For the foregoing reasons, the judgment of the district court is Reversed and the case is Remanded to the district court with instructions to grant Cossel a writ of habeas corpus unless the state retries him within 120 days.
1. The state post-conviction trial court and the Indiana Appellate Court assert that this photo array took place in July 1984. Cossel states that it took place in July 1985, and K.D., in her testimony at trial, also stated that it took place in July 1985. When questioned at trial, Officer Davis testified that he had no recollection of the photo array or when it might have taken place.

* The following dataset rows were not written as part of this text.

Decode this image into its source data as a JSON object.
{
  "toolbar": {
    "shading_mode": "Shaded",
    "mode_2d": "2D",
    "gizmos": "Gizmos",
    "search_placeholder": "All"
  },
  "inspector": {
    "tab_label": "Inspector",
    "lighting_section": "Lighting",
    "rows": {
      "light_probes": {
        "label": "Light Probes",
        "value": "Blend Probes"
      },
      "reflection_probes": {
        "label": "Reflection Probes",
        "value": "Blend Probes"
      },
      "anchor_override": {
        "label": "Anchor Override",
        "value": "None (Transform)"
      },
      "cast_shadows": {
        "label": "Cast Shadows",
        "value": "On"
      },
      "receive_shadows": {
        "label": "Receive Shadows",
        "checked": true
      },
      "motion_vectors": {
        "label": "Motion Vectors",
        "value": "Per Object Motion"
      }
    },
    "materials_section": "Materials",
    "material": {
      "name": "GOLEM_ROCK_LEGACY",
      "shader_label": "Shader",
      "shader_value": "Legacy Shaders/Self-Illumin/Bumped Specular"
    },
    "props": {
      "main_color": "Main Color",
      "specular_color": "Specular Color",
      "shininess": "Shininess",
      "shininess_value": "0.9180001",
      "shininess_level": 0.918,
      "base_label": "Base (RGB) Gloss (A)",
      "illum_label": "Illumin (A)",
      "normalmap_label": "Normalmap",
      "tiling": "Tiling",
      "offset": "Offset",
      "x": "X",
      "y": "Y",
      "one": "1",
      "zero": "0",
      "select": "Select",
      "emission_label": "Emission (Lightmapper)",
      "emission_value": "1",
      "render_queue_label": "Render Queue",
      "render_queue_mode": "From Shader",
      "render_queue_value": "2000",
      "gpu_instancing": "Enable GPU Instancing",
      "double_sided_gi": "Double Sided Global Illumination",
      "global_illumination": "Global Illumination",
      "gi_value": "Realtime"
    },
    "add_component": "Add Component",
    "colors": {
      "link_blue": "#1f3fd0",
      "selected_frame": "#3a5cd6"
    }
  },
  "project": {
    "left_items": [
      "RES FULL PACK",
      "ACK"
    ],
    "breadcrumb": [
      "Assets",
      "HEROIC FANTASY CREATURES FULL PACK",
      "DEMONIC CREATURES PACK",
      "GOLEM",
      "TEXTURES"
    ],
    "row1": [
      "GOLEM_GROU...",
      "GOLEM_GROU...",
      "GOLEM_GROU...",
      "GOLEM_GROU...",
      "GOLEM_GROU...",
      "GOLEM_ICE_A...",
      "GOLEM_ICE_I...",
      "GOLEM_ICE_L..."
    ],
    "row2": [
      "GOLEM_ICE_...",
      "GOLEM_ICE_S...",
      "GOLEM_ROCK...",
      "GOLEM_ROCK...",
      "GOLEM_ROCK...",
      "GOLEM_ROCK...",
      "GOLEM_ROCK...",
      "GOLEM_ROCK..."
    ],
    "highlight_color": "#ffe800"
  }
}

2. The state also elicited testimony from two other sexual assault victims who claimed that Cossel was the person who had attacked them (charges in both cases had been dropped). Both were allowed to testify, over counsel's objection, to the details of their sexual assaults. An Indiana rule allowed their testimony to be admitted against Cossel on the theory that it showed Cossel had a “depraved sexual instinct.” In 1992, the Indiana Supreme Court rejected this rule on the ground that it allowed overly-prejudicial evidence to be admitted, and in its stead adopted Fed.R.Evid. 404(b). Lannan v. State, 600 N.E.2d 1334, 1338-39 (Ind.1992).
3. Moreover, when the state initially briefed this appeal, in response to Cossel's pro se brief, the state argued only that his claim failed on the merits; it made no mention of procedural default. The state (represented by the same lawyer who wrote the initial appellate brief) did not assert that Cossel had procedurally defaulted his claim until this court appointed counsel for Cossel, ordered the parties to rebrief the appeal, and set the case for oral argument.
4. The fourth Biggers factor-the level of certainty demonstrated by the witness at the time of the identification-has little relevance here, where the level of certainty a witness demonstrates is just as likely to be a product of a prior unduly suggestive identification as it is to be a product of an independent recollection of the crime. See Rodriguez, 906 F.2d at 1163 (expressing skepticism about the significance of witness certainty in such a situation). Thus, although K.D. demonstrated no uncertainty at trial in identifying Cossel as her attacker, that fact must be considered in light of the suggestive identifications she participated in prior to trial, as well as the level of uncertainty she expressed at those identifications. For these reasons, the fourth Biggers factor does not lend support to any particular conclusion regarding the independence of K.D.'s in-court identification.
WILLIAMS, Circuit Judge.